On January 22, Yemeni president Abd Rabbu Mansour Hadi resigned under pressure from the Houthis, a Zaydi Shiite movement that has been fighting Yemen’s Sunni-majority government since 2004. The Houthis have controlled the capital city Sanaa (left) since September 2014. In Yemen, Iran is widely seen as the main backer of the Houthi movement. University of Tehran professor Nasser Hadian told The Iran Primer that the Iranian Qods force has likely been advising the Houthis militarily, but that Iran’s influence in Yemen is not as strong as many believe. The following is an excerpt from Hadian's interview on Iran's goals in the region followed by key quotes by Iranian officials on Yemen.
January 26, 2015
In Yemen, the Houthis have emerged over the last 6 months as a dominant player. They now control the capital. What is Iran doing in Yemen? What does Iran want to see happen?
I cannot imagine that Iran is not involved in Yemen, especially since the Houthis seized power so quickly. But it’s probably not to the extent that the West believes. Iran is probably advising the Houthis militarily, likely through the Qods force. But Iran’s plate is already full dealing with Afghanistan, Iraq, and Syria. Iran cannot play a very active role in Yemen. And the Houthis actually don’t need that much help. They are probably receiving money, but not arms – they are already well armed. The point is that they have their own grievances, their own organization, and their own reasons to rebel. So Iran is probably not spending that many resources in Yemen.
Iran is not concerned about who is in power in Yemen as long as the government has a good, friendly relationship with Iran. Iran is not necessarily looking for an Islamic government or a Houthi government – it realizes the Houthis are a minority.
The rise of the Houthis is more an indication of the failure of Saudi Arabia’s influence than the success of Iran’s policy. Yemen and Saudi Arabia are linked to one another, and the Saudis have channeled a lot of resources to Yemen.
Iran does not consider Saudi Arabia a threat, but the Saudis felt threatened by Iran even under the shah. Since the revolution, they have taken all sorts of measures to contain Iran’s influence. They are spending money in Afghanistan, Pakistan, Turkmenistan, Syria, Iraq, and Lebanon, principally to counter Iran. The formation of the Gulf Cooperation Council was part of that as well. They want to contain Iran and limit its resources. For the Saudis, the cost of that action is what’s going on in Yemen.
Key Quotes by Iranian Officials
Parliamentary Speaker Ali Larijani
“Misunderstandings among Yemeni political groups need to be removed through talks.”
“Iran always tries to help establish stability in all countries. As for Yemen [the Islamic Republic] will tap into all its potential to help establish lasting peace [in the Arab country].”

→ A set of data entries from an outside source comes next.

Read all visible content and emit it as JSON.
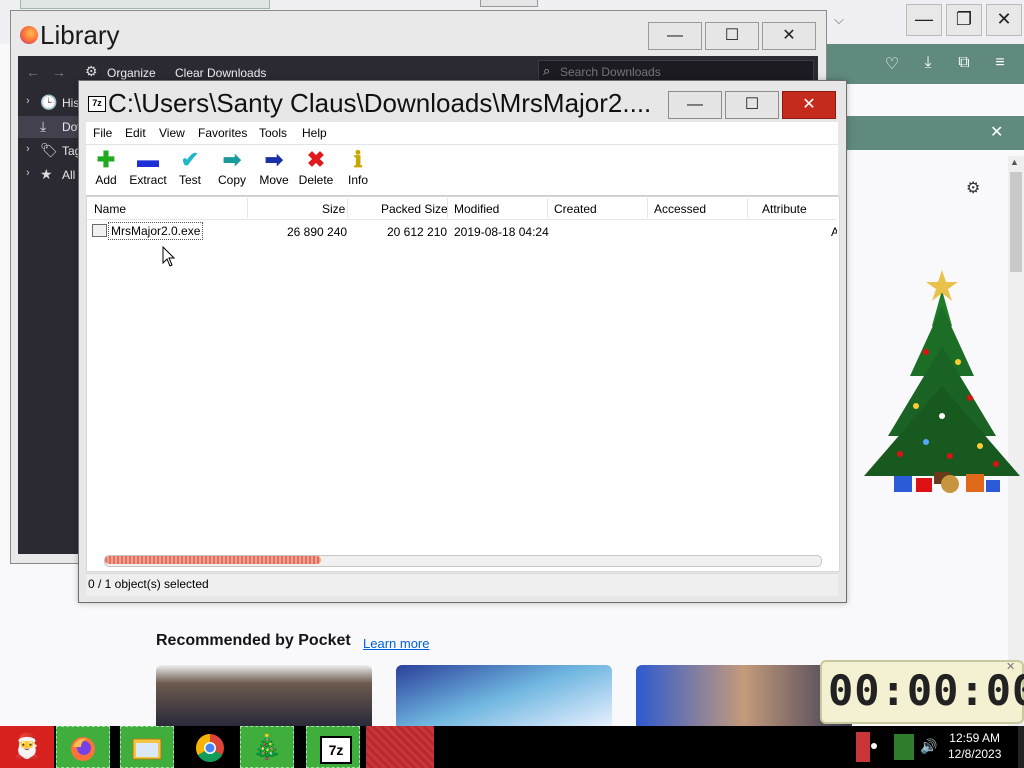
{
  "firefox": {
    "notif_close": "✕",
    "settings_icon": "⚙",
    "toolbar_icons": [
      "pocket-icon",
      "download-icon",
      "extensions-icon",
      "menu-icon"
    ],
    "pocket": {
      "title": "Recommended by Pocket",
      "learn_more": "Learn more"
    }
  },
  "library": {
    "title": "Library",
    "toolbar": {
      "organize": "Organize",
      "clear_downloads": "Clear Downloads",
      "search_placeholder": "Search Downloads"
    },
    "sidebar": [
      {
        "label": "History",
        "icon": "clock-icon",
        "glyph": "🕒",
        "chev": "›"
      },
      {
        "label": "Downloads",
        "icon": "download-icon",
        "glyph": "⤓",
        "chev": ""
      },
      {
        "label": "Tags",
        "icon": "tag-icon",
        "glyph": "🏷",
        "chev": "›"
      },
      {
        "label": "All Bookmarks",
        "icon": "star-icon",
        "glyph": "★",
        "chev": "›"
      }
    ]
  },
  "sevenzip": {
    "title": "C:\\Users\\Santy Claus\\Downloads\\MrsMajor2....",
    "menu": [
      "File",
      "Edit",
      "View",
      "Favorites",
      "Tools",
      "Help"
    ],
    "toolbar": [
      {
        "label": "Add",
        "glyph": "✚",
        "color": "#1faa1f"
      },
      {
        "label": "Extract",
        "glyph": "▬",
        "color": "#1d2fd6"
      },
      {
        "label": "Test",
        "glyph": "✔",
        "color": "#1fb8c9"
      },
      {
        "label": "Copy",
        "glyph": "➡",
        "color": "#1a9a9a"
      },
      {
        "label": "Move",
        "glyph": "➡",
        "color": "#1d2fa6"
      },
      {
        "label": "Delete",
        "glyph": "✖",
        "color": "#e0191b"
      },
      {
        "label": "Info",
        "glyph": "ℹ",
        "color": "#c8a800"
      }
    ],
    "columns": [
      "Name",
      "Size",
      "Packed Size",
      "Modified",
      "Created",
      "Accessed",
      "Attribute"
    ],
    "rows": [
      {
        "name": "MrsMajor2.0.exe",
        "size": "26 890 240",
        "packed": "20 612 210",
        "modified": "2019-08-18 04:24",
        "created": "",
        "accessed": "",
        "attr": "A"
      }
    ],
    "status": "0 / 1 object(s) selected"
  },
  "stopwatch": {
    "display": "00:00:00"
  },
  "taskbar": {
    "time": "12:59 AM",
    "date": "12/8/2023",
    "apps": [
      "santa-icon",
      "firefox-icon",
      "file-explorer-icon",
      "chrome-icon",
      "christmas-tree-icon",
      "7zip-icon"
    ]
  }
}
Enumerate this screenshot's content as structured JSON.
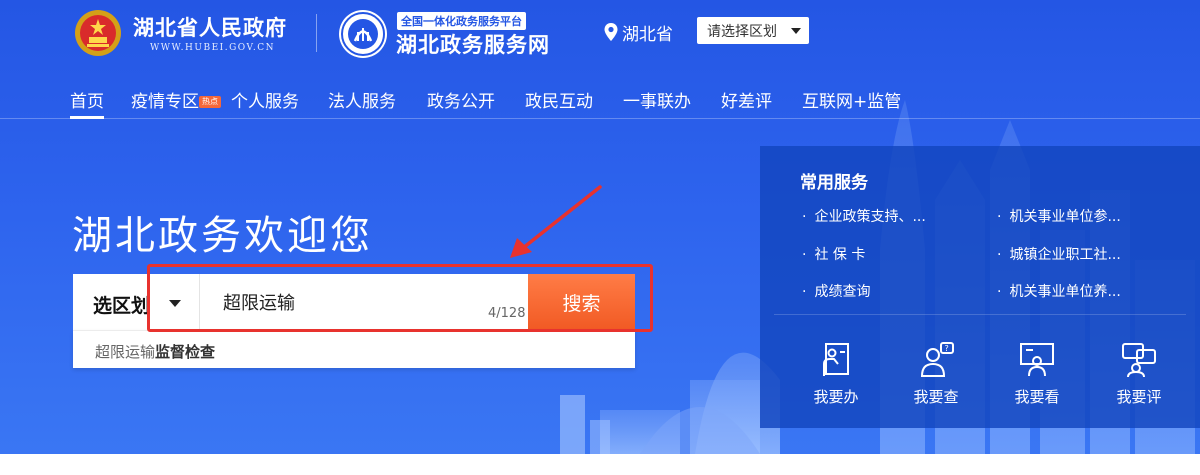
{
  "header": {
    "gov_name": "湖北省人民政府",
    "gov_url": "WWW.HUBEI.GOV.CN",
    "platform_tag": "全国一体化政务服务平台",
    "platform_name": "湖北政务服务网",
    "location": "湖北省",
    "region_select": "请选择区划"
  },
  "nav": {
    "items": [
      {
        "label": "首页"
      },
      {
        "label": "疫情专区"
      },
      {
        "label": "个人服务"
      },
      {
        "label": "法人服务"
      },
      {
        "label": "政务公开"
      },
      {
        "label": "政民互动"
      },
      {
        "label": "一事联办"
      },
      {
        "label": "好差评"
      },
      {
        "label": "互联网+监管"
      }
    ],
    "badge": "热点"
  },
  "hero": {
    "welcome": "湖北政务欢迎您"
  },
  "search": {
    "region_label": "选区划",
    "query": "超限运输",
    "count": "4/128",
    "button": "搜索",
    "suggestion_prefix": "超限运输",
    "suggestion_bold": "监督检查"
  },
  "services": {
    "title": "常用服务",
    "items": [
      {
        "label": "企业政策支持、..."
      },
      {
        "label": "机关事业单位参..."
      },
      {
        "label": "社 保 卡"
      },
      {
        "label": "城镇企业职工社..."
      },
      {
        "label": "成绩查询"
      },
      {
        "label": "机关事业单位养..."
      }
    ],
    "quick": [
      {
        "label": "我要办",
        "icon": "handle-icon"
      },
      {
        "label": "我要查",
        "icon": "inquiry-icon"
      },
      {
        "label": "我要看",
        "icon": "presentation-icon"
      },
      {
        "label": "我要评",
        "icon": "review-icon"
      }
    ]
  },
  "colors": {
    "primary_blue": "#2456e4",
    "search_orange": "#f15a24",
    "highlight_red": "#e8322e"
  }
}
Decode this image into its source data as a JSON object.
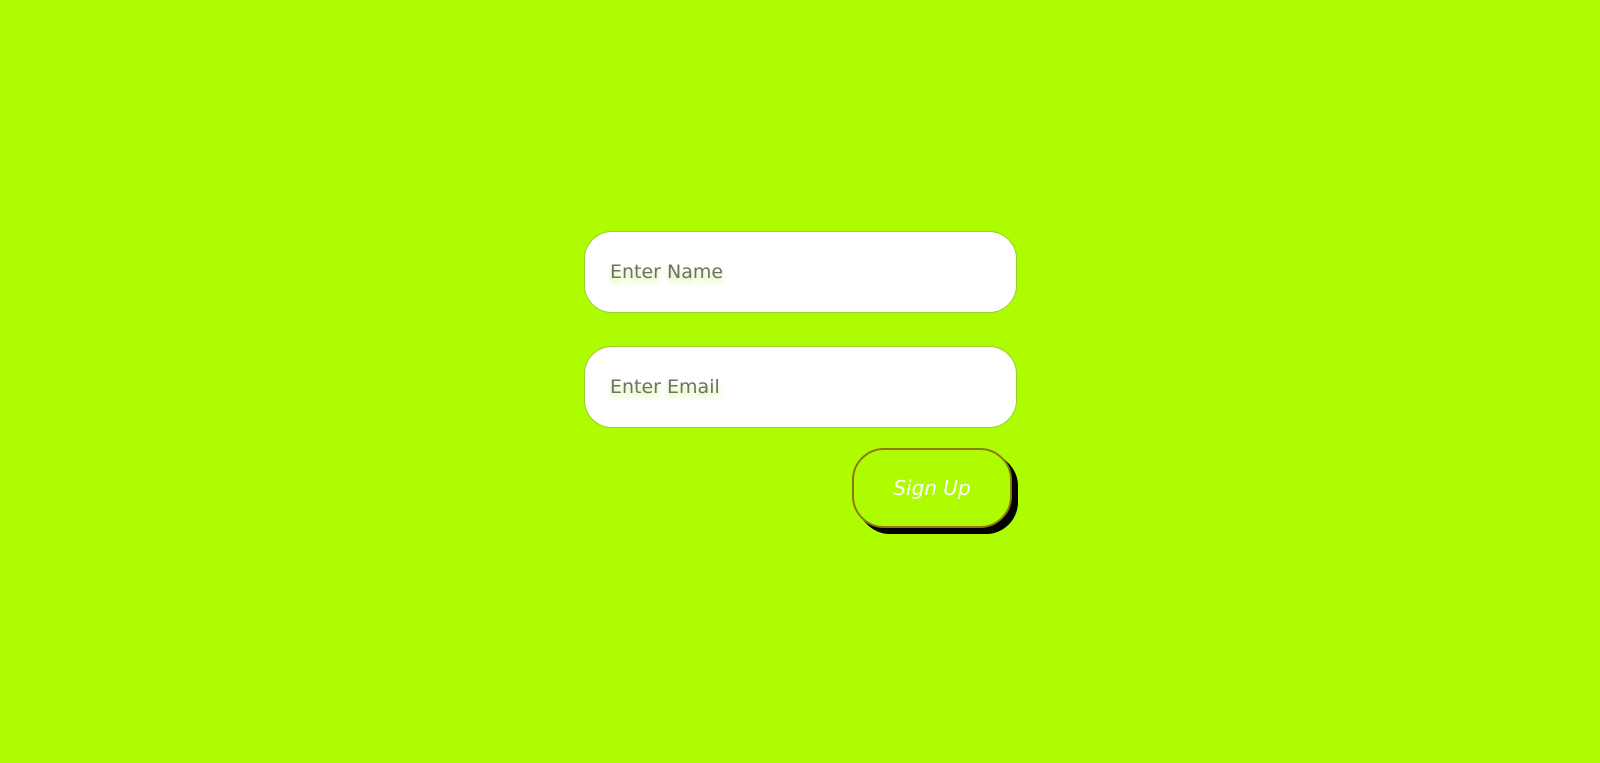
{
  "form": {
    "name_placeholder": "Enter Name",
    "name_value": "",
    "email_placeholder": "Enter Email",
    "email_value": "",
    "submit_label": "Sign Up"
  },
  "colors": {
    "background": "#aefc00",
    "input_bg": "#ffffff",
    "button_text": "#ffffff",
    "button_shadow": "#000000"
  }
}
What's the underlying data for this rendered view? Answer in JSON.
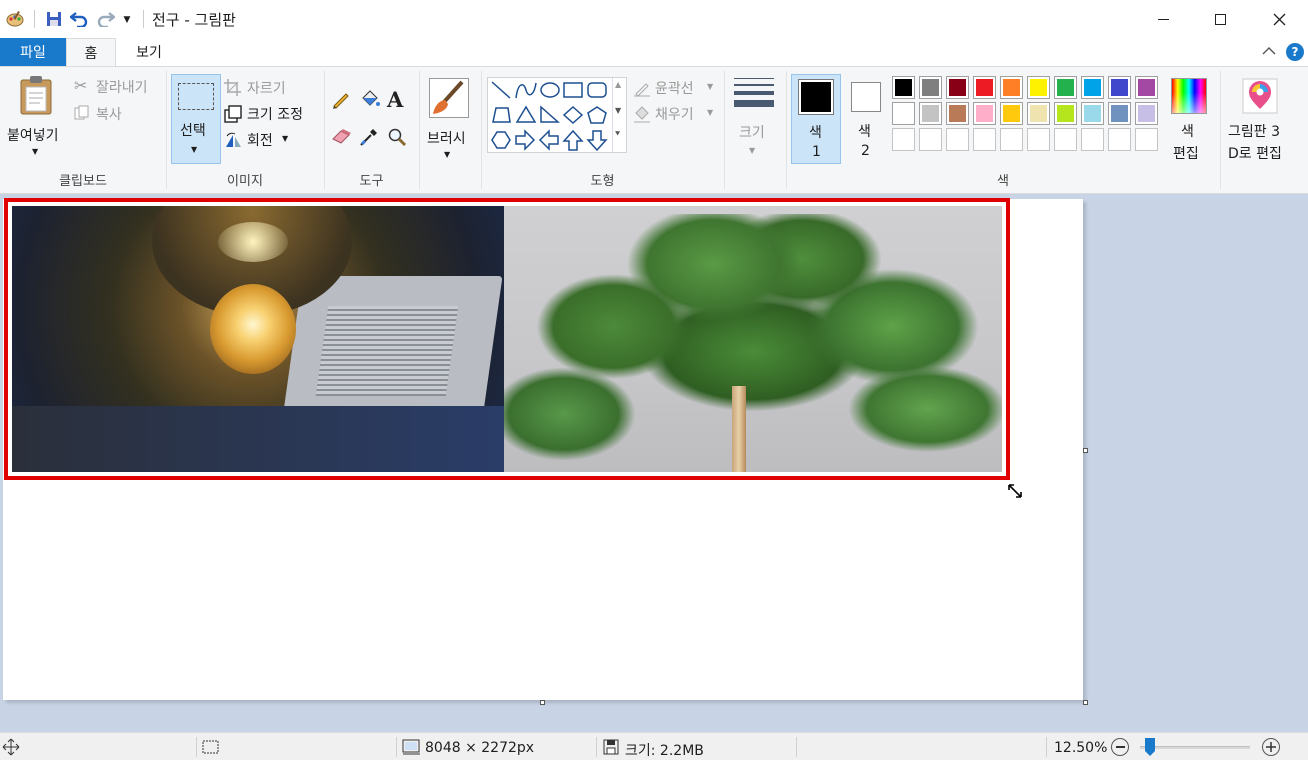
{
  "window": {
    "title": "전구 - 그림판",
    "minimize": "minimize-icon",
    "maximize": "maximize-icon",
    "close": "close-icon"
  },
  "tabs": {
    "file": "파일",
    "home": "홈",
    "view": "보기"
  },
  "clipboard": {
    "paste": "붙여넣기",
    "cut": "잘라내기",
    "copy": "복사",
    "group": "클립보드"
  },
  "image": {
    "select": "선택",
    "crop": "자르기",
    "resize": "크기 조정",
    "rotate": "회전",
    "group": "이미지"
  },
  "tools": {
    "group": "도구"
  },
  "brushes": {
    "label": "브러시"
  },
  "shapes": {
    "outline": "윤곽선",
    "fill": "채우기",
    "group": "도형"
  },
  "size": {
    "label": "크기"
  },
  "colors": {
    "color1_label": "색",
    "color1_num": "1",
    "color2_label": "색",
    "color2_num": "2",
    "edit_label_1": "색",
    "edit_label_2": "편집",
    "group": "색",
    "color1": "#000000",
    "color2": "#ffffff",
    "palette_row1": [
      "#000000",
      "#7f7f7f",
      "#880015",
      "#ed1c24",
      "#ff7f27",
      "#fff200",
      "#22b14c",
      "#00a2e8",
      "#3f48cc",
      "#a349a4"
    ],
    "palette_row2": [
      "#ffffff",
      "#c3c3c3",
      "#b97a57",
      "#ffaec9",
      "#ffc90e",
      "#efe4b0",
      "#b5e61d",
      "#99d9ea",
      "#7092be",
      "#c8bfe7"
    ]
  },
  "paint3d": {
    "line1": "그림판 3",
    "line2": "D로 편집"
  },
  "status": {
    "dimensions": "8048 × 2272px",
    "size": "크기: 2.2MB",
    "zoom": "12.50%",
    "zoom_level": 0.12
  }
}
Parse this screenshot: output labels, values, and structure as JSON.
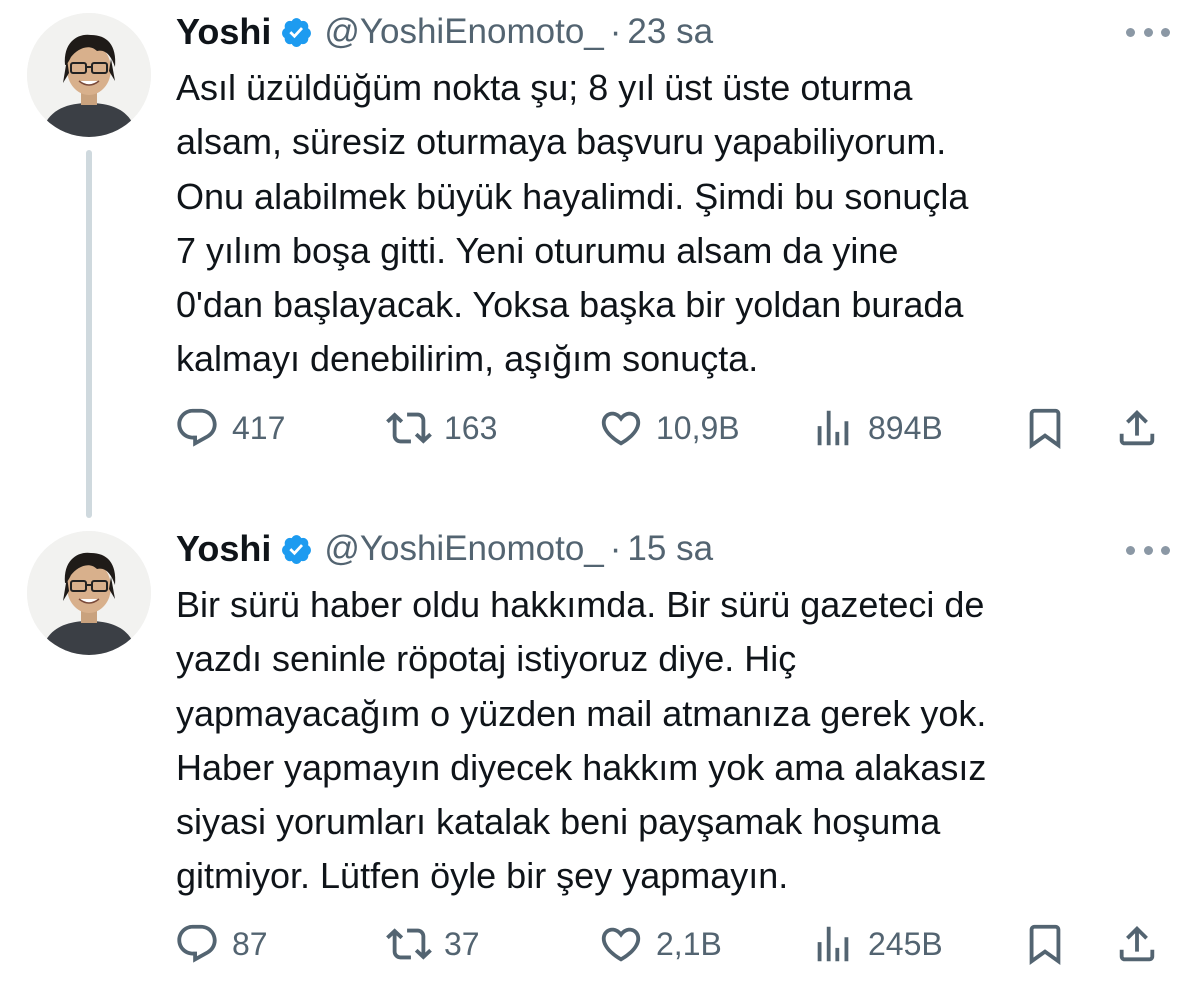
{
  "colors": {
    "text": "#0f1419",
    "secondary": "#536471",
    "verified": "#1d9bf0",
    "thread_line": "#cfd9de"
  },
  "tweets": [
    {
      "author": {
        "display_name": "Yoshi",
        "handle": "@YoshiEnomoto_",
        "verified": true,
        "avatar_icon": "person-with-glasses-avatar"
      },
      "separator": "·",
      "time": "23 sa",
      "text": "Asıl üzüldüğüm nokta şu; 8 yıl üst üste oturma\nalsam, süresiz oturmaya başvuru yapabiliyorum.\nOnu alabilmek büyük hayalimdi. Şimdi bu sonuçla\n7 yılım boşa gitti. Yeni oturumu alsam da yine\n0'dan başlayacak. Yoksa başka bir yoldan burada\nkalmayı denebilirim, aşığım sonuçta.",
      "stats": {
        "replies": "417",
        "retweets": "163",
        "likes": "10,9B",
        "views": "894B"
      }
    },
    {
      "author": {
        "display_name": "Yoshi",
        "handle": "@YoshiEnomoto_",
        "verified": true,
        "avatar_icon": "person-with-glasses-avatar"
      },
      "separator": "·",
      "time": "15 sa",
      "text": "Bir sürü haber oldu hakkımda. Bir sürü gazeteci de\nyazdı seninle röpotaj istiyoruz diye. Hiç\nyapmayacağım o yüzden mail atmanıza gerek yok.\nHaber yapmayın diyecek hakkım yok ama alakasız\nsiyasi yorumları katalak beni payşamak hoşuma\ngitmiyor. Lütfen öyle bir şey yapmayın.",
      "stats": {
        "replies": "87",
        "retweets": "37",
        "likes": "2,1B",
        "views": "245B"
      }
    }
  ]
}
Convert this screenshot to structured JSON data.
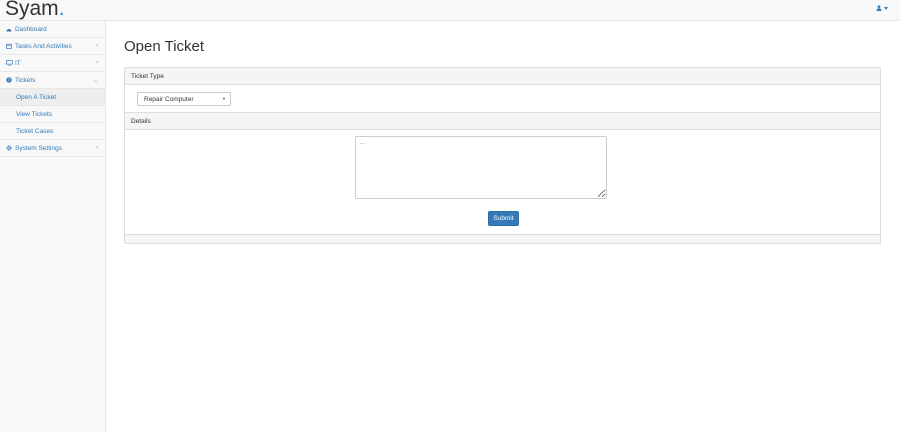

– Jan. 21, 2015, according to Iran Front Page
Chief of the Joint Staff of the Revolutionary Guards Corps Lieutenant Gen. Hossein Salami
After noting that the Houthis are inspired by Iran's Islamic Republic: "The Iranian Islamic Revolution is not only working on spreading the culture that wakes up and develops the mentality of the Muslim world, but it is also working toward activating confrontation, which has pulled the rug from under the foreign forces in the region."
The region is still searching for "a new political and security order. The Islamic Republic of Iran is contributing to producing this order. We have advanced on the enemy in this regard and we have the initiative in shaping this order."
– Jan. 1, 2015, according to the press
Foreign Ministry Spokeswoman Marziyeh Afkham
"Full implementation of the approvals made in the national talks and the Peace and Partnership Agreement can bring tranquility and stability back to Yemen.”
"We again want all signatories of the agreements to remain committed to what they have undertaken.”
– Jan. 21, 2015, according to the press
The Supreme Leader's Representative in the Qods Force and Revolutionary Guards Ali Shirazi
“The Houthi group is a similar copy to Lebanon’s Hezbollah, and this group will come into action against enemies of Islam."
“The Islamic republic directly supports the Houthis in Yemen, Hezbollah in Lebanon, the popular forces in Syria and Iraq...officials in the country have reiterated this many times.”
“A coup against Ansarallah [also known as Houthis] means a coup against the people. Ansarallah is not a small group or a special party as it represents the Yemeni people and its awakening.”
“Hezbollah was formed in Lebanon as a popular force like al-Basij. Similarly popular forces were also formed in Syria and Iraq, and today we are watching the formation of Ansarallah in Yemen,”
– Jan. 26, 2015, according to the press
Photo credits: Rod Waddington from Kergunyah, Australia (Mosque Minaret, Sana'a) [CC BY-SA 2.0 (http://creativecommons.org/licenses/by-sa/2.0)], via Wikimedia Commons